(Data records for software interfaces)
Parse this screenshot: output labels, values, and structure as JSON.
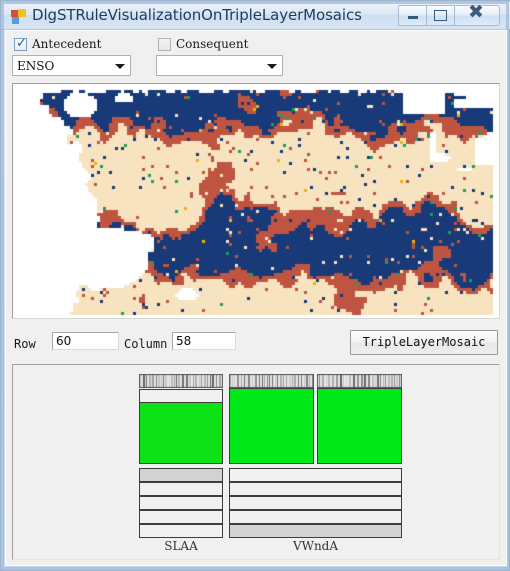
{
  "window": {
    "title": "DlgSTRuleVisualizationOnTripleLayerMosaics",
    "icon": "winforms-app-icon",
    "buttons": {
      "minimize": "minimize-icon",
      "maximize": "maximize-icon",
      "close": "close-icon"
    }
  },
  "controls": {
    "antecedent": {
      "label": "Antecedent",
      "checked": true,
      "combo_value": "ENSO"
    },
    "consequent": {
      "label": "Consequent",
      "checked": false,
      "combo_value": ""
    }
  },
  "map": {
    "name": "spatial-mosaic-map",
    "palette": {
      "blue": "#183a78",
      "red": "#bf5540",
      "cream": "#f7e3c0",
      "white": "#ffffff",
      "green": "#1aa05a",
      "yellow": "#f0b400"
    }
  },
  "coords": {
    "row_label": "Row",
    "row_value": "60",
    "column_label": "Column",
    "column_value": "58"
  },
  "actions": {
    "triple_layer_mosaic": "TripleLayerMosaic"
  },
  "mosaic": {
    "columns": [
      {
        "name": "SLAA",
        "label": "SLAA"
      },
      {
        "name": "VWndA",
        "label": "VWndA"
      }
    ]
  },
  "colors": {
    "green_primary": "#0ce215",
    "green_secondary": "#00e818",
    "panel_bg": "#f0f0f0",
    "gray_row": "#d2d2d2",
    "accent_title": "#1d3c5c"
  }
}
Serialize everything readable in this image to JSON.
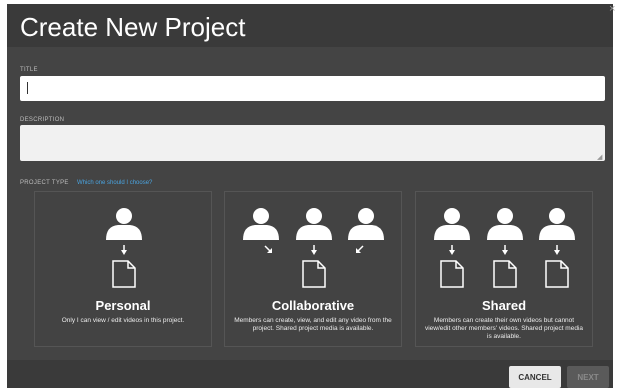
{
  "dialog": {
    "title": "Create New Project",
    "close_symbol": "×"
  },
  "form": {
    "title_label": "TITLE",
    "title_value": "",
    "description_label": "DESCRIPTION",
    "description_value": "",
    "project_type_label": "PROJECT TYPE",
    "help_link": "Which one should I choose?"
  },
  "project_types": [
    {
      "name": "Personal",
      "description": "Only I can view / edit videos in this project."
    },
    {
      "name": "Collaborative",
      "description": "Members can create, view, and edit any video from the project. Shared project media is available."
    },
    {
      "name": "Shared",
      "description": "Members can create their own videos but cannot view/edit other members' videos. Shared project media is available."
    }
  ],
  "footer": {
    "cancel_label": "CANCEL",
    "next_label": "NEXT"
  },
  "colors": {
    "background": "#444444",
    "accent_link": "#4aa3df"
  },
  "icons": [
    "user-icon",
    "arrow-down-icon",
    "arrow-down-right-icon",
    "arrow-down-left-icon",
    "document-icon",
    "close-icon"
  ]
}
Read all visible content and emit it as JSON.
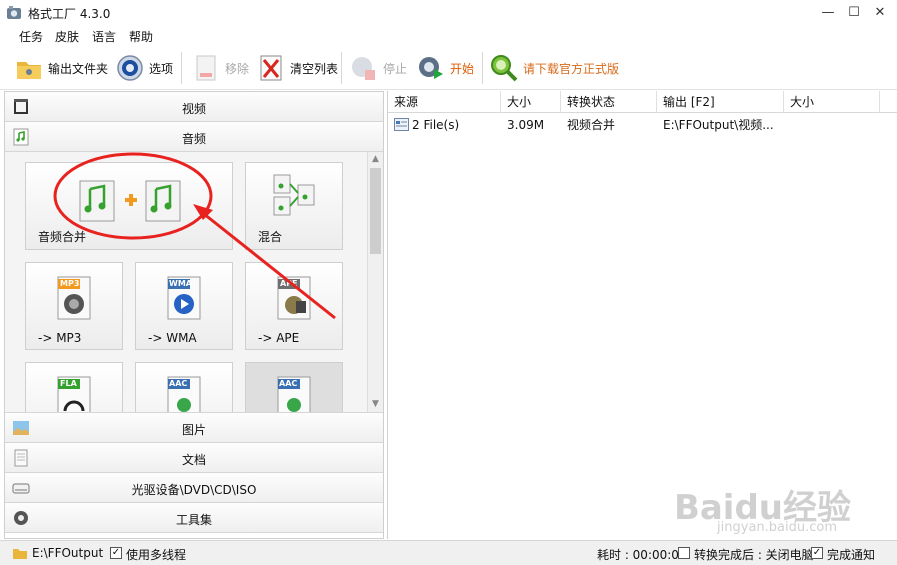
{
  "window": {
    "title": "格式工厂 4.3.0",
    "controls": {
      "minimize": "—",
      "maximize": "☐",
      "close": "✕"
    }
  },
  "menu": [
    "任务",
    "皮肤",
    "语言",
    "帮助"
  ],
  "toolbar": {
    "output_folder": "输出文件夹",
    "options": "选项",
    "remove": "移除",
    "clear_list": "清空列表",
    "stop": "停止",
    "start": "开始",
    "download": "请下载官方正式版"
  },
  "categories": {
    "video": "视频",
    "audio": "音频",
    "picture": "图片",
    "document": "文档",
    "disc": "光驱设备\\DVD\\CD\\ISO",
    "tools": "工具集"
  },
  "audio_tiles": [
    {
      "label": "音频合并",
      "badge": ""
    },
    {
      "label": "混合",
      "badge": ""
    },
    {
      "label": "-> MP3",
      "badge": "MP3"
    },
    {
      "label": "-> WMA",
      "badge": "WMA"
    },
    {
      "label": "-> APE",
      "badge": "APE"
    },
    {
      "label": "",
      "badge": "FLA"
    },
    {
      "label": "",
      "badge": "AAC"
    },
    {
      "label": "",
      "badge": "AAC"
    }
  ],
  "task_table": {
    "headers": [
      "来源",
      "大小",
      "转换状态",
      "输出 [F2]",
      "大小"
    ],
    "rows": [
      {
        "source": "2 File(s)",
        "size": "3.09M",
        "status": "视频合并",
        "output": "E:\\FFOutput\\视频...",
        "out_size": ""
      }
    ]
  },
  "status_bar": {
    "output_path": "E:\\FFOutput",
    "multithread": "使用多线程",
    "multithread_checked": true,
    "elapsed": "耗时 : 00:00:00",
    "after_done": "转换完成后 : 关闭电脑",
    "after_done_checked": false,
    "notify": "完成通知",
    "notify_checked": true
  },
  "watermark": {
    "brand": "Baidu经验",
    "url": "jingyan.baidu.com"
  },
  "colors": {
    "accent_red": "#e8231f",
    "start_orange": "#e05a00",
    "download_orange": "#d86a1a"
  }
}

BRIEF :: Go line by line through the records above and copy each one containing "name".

PROBLEM SOLUTION ::
    "name": "spatial-mosaic-map",
        "name": "SLAA",
        "name": "VWndA",
      "name": "Personal",
      "name": "Collaborative",
      "name": "Shared",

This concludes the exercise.